You wouldn’t expect fishing to be about reading, would you? Well, it’s not just reading. It’s also about observation and memorization. And by that, I mean observing the “fly hatch” on the water to decide what fly you should tie onto your line. Fly hatches change with the seasons, the temperature, the quality of the water, the ecology of the area you are fishing, and even the time of day! If you want to be a really good fly fisherman/woman, you should also memorize the jargon of fly names — like the parachute adams, the woolly bugger, the caddis pupa nymph, or the black stonefly, just to name a few.
So, there’s water reading, fly naming and identification, and casting. By the way, there are many different types of casts, like the roll cast, the tension cast, the bow and arrow cast, the traditional cast, etc. There’s also different types of knots used to tie flies onto your line. This is a skill in which I have very little knowledge and experience. I know one knot — the clinch knot. Depending on how you’d like your fly to move in the water (and what types and sizes of fish you’re trying to attract), there are a multitude of knots you could tie in order to accomplish this.
Speaking of fish, that’s another memorization opportunity! Fish types depend on the type of water (salt, fresh, brackish), the geographical location of the body of water in which you are fishing, the time of the year (for migratory and spawning purposes), and more. This summer, I was predominantly fishing in a river with Brown and Rainbow Trout. In neighboring streams and ponds around the ranch, you could find Brook Trout, Tiger Trout, and (rarely) Mountain Whitefish. All of these fish types have different appearances, mannerisms, and behaviors. Even further, there are mechanisms to identify sex within a fish species. For example, male Brook Trout tend to develop a brighter belly color compared to females during spawning season. I’m sure you all can imagine the biological reasons for this phenomenon.

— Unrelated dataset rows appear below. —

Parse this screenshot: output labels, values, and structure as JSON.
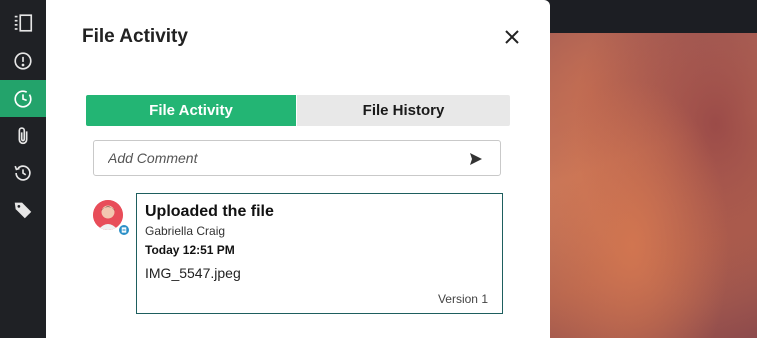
{
  "sidebar": {
    "items": [
      {
        "icon": "panel-list-icon",
        "active": false
      },
      {
        "icon": "alert-circle-icon",
        "active": false
      },
      {
        "icon": "clock-icon",
        "active": true
      },
      {
        "icon": "paperclip-icon",
        "active": false
      },
      {
        "icon": "history-icon",
        "active": false
      },
      {
        "icon": "tag-icon",
        "active": false
      }
    ],
    "active_color": "#23a36b"
  },
  "panel": {
    "title": "File Activity",
    "close_icon": "close-icon"
  },
  "tabs": [
    {
      "label": "File Activity",
      "active": true
    },
    {
      "label": "File History",
      "active": false
    }
  ],
  "comment": {
    "placeholder": "Add Comment",
    "value": "",
    "send_icon": "send-icon"
  },
  "activity": {
    "title": "Uploaded the file",
    "user": "Gabriella Craig",
    "time": "Today 12:51 PM",
    "file": "IMG_5547.jpeg",
    "version": "Version 1",
    "avatar_color": "#e84d59",
    "badge_color": "#2a8fc7"
  },
  "colors": {
    "accent": "#23b574",
    "card_border": "#1e5e5e"
  }
}
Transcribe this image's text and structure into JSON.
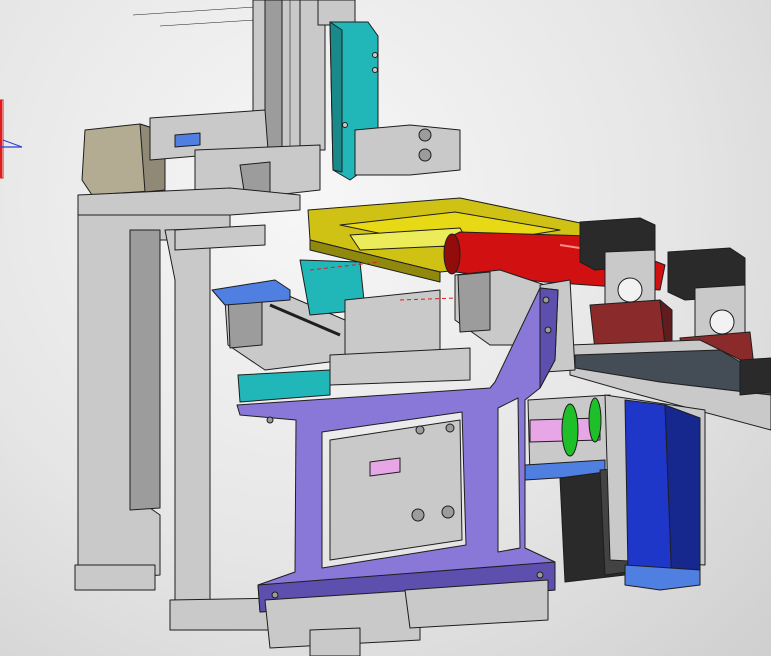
{
  "canvas": {
    "background": "#e9e9e9"
  },
  "colors": {
    "frame_gray": "#c9c9c9",
    "frame_dark": "#9c9c9c",
    "plate_purple": "#8a78d8",
    "plate_purple_dark": "#5d4fae",
    "teal": "#21b7b8",
    "olive": "#cfc214",
    "red_cone": "#d11111",
    "maroon": "#8a2a2a",
    "blue_cover": "#1f37c9",
    "beige": "#b3ab92",
    "green_belt": "#1fbf2a",
    "pink_shaft": "#e7a6e6",
    "black_motor": "#2a2a2a"
  },
  "components": [
    "vertical-column",
    "teal-cylinder",
    "beige-motor-block",
    "left-support-frame",
    "olive-plate",
    "red-conical-guide",
    "gauge-block-front",
    "gauge-block-rear",
    "aluminum-extrusion-left",
    "aluminum-extrusion-right",
    "purple-mounting-plate",
    "blue-cover",
    "black-stepper-motor",
    "green-timing-belt",
    "pink-shaft"
  ],
  "axis_triad": {
    "x_color": "#e01b1b",
    "y_color": "#2a3fd8"
  }
}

Just from this brief introduction to fly fishing, you might be able to see how my passion was born and how it has grown since. I am now an active member of The Williams Fishing Club (follow us on Instagram @williamsfishingclub) and try to get out on the rivers around Williamstown at least once a week. So, if you’re looking for something new to try, try fishing! All you need is a fishing license in your respective state and an open mind. Before this summer, I thought fishing was a boring hobby mostly for men. I was wrong: fishing is a talent, a challenge, an art. Tight lines, everyone!